At Duke University in Durham, NC, Edward Coleman, MD, professor and vice chair of radiology, director of the Division of Nuclear Medicine, and director of the PET facility, and his associates are conducting phase I/II trials of radiolabeled monoclonal antibodies to treat brain tumors.
“Initially, we tried to deliver the antibody intravenously, but we could not get a therapeutic amount into the brain,” he reports. “Now, we use direct administration. In one approach, the goal is to sterilize the surgical bed, so the surgeon installs a reservoir after the tumor is resected. We let the wound heal for a few days and then inject a radiopharmaceutical to be certain there is a cavity at the surgical site and that it does not leak. If the findings are satisfactory, we instill an antitenascin antibody into the reservoir. Initially, we used 13II, a beta emitter, to deliver the radiation, but recently, we have been using astatine 211, an alpha emitter. In the other approach, we inject the antibody directly into the primary or recurrent tumor using stereotactic guidance.”
Tenascin, an extracellular adhesive glycoprotein prominent in embryonic tissues, is ubiquitous in brain tumors but is not expressed on normal brain tissue. Astatine (atomic number 85) is a rare naturally radioactive halogen. The 211 isotope (t1/2 7.2 hours) can be created artificially by bombarding bismuth with alpha particles. Michael Zilutski, PhD, a Duke University radiochemist, is a leading expert on the element and the isotope.
“We have treated about 150 patients. Part of this was a dose-escalation study. Also, we changed from a wholly murine to a human murine-chimeric antibody, and we have used two radioisotopes. So, although we have treated a large number of patients, the number in any one protocol is not large. The early results are encouraging nevertheless: we have seen some very good responses.”

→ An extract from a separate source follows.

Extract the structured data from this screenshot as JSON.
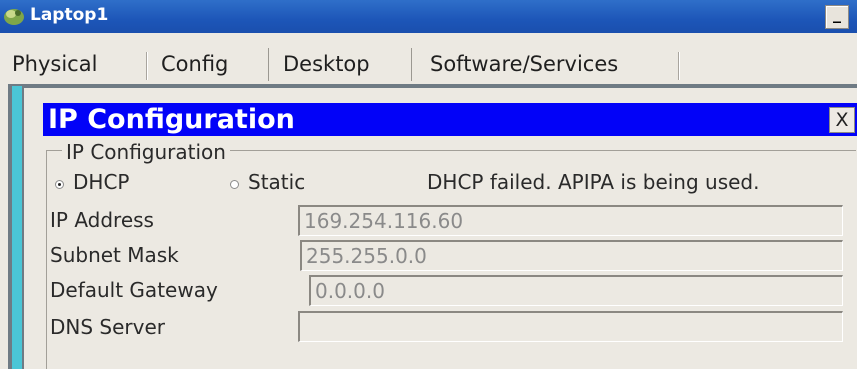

Both Wahl and Larson are enthusiastic about the latest scanners that combine anatomic and functional images. With this equipment, “you get the anatomic information of CT and the unique functional imaging of PET, so you can characterize lesions better and determine exactly where they are,” Wahl says.
“Fusion imaging will become a routine part of PET imaging” with these scanners, according to Larson. “These machines will not only provide automatic fusion images but will enhance the speed and accuracy of quantification of PET data. These properties are essential if PET is to be widely used in staging and monitoring cancer.”
Larson sees an increasing need for imaging data by surgeons. “Minimally invasive surgery is making rapid advances in the care of oncology patients,” he says. “PET and, especially, PET/CT will help guide the interventional radiologist and the surgeon, providing a metabolic view of the surgical field. In the future, informatics will permit fusion of images from PET, CT, MRI into a single virtual image that will be available in the operating room. Together with these other imaging modalities, PET will help optimize the extent of ablative therapy or resection.”
The growing demands for advanced imaging in oncology are leading to alliances of specialists who in the past might never have met.
“There is a new spirit of collaboration between basic and clinical researchers,” Larson observes. “This shared enthusiasm is directed at applying imaging science to cancer biology. For therapies of the new millennium, such as gene therapy and intensity-modulated radiation, we believe that high-resolution, computer-intensive imaging tools such as PET will be an essential part of optimum treatment of individuals with cancer.”
Judith Gunn Bronson, MS, is a contributing writer for Decisions in Axis Imaging News.